By Tom Kaiden

Do you enjoy going to the theater, dance performances, or painting classes at your local community center? You're not alone. Despite the economic downturn, the Greater Philadelphia Cultural Alliance's Cultural Engagement Index has risen 11 percent since 2008.

The arts have a long and proud history here, and our vibrant cultural sector generates more than $1.3 billion in economic activity while supporting 40,000 jobs. We have built up a wealth of cultural assets over generations, including some of the nation's best museums and science, heritage, and performing-arts groups. Philadelphia is becoming a destination for its culture and creativity as much as for its history.

Unfortunately, some state legislators are threatening to cut access to arts and culture even as Philadelphians are clamoring for more. This month, the state House voted for a drastic, 70 percent reduction in funding for the Pennsylvania Council on the Arts.

Despite a modest grant budget of about $8 million in fiscal 2010, the council supported arts programming in every county in the Commonwealth. In this region, it has funded musical programs for children in Philadelphia domestic violence shelters, music lessons in Bucks County, acting therapy at the Kennett Area Senior Center, and more. It educates children, strengthens communities, and supports creative industries. That's why Gov. Corbett's budget proposal would maintain the council's funding despite the state's $4 billion shortfall.

It would be foolish to try to save $5 million by disinvesting in a sector that produces $283 million in annual state and local tax revenue. The state Senate is expected to vote on the arts council's funding next week. Its decision will affect every citizen in the region, and our representatives in Harrisburg need to hear that we care about arts and culture.
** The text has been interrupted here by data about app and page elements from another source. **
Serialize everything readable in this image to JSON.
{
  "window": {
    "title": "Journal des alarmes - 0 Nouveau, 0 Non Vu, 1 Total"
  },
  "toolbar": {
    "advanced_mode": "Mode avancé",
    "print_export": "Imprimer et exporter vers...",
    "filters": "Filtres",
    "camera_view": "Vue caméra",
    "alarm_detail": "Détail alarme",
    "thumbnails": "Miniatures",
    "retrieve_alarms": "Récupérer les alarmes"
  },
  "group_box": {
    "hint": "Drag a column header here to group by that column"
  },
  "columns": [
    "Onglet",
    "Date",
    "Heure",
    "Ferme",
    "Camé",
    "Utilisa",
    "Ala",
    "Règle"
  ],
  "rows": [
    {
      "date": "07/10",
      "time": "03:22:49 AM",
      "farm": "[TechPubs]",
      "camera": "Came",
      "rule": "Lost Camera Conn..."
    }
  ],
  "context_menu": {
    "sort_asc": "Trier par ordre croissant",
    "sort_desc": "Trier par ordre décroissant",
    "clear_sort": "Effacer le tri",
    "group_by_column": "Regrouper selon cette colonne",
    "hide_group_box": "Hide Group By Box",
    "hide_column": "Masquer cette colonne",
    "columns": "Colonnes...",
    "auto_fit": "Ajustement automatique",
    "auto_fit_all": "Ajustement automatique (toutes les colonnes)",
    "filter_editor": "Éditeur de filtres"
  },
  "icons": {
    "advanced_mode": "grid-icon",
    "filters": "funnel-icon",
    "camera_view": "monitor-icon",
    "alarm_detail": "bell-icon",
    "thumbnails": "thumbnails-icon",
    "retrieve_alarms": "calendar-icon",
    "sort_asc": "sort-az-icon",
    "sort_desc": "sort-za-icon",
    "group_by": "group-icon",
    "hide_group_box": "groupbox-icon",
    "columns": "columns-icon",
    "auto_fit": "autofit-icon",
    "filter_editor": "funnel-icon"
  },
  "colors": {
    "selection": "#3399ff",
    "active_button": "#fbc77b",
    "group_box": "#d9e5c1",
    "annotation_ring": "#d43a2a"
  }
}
Tom Kaiden is president of the Greater Philadelphia Cultural Alliance. For more information, see www.philaculture.org/action.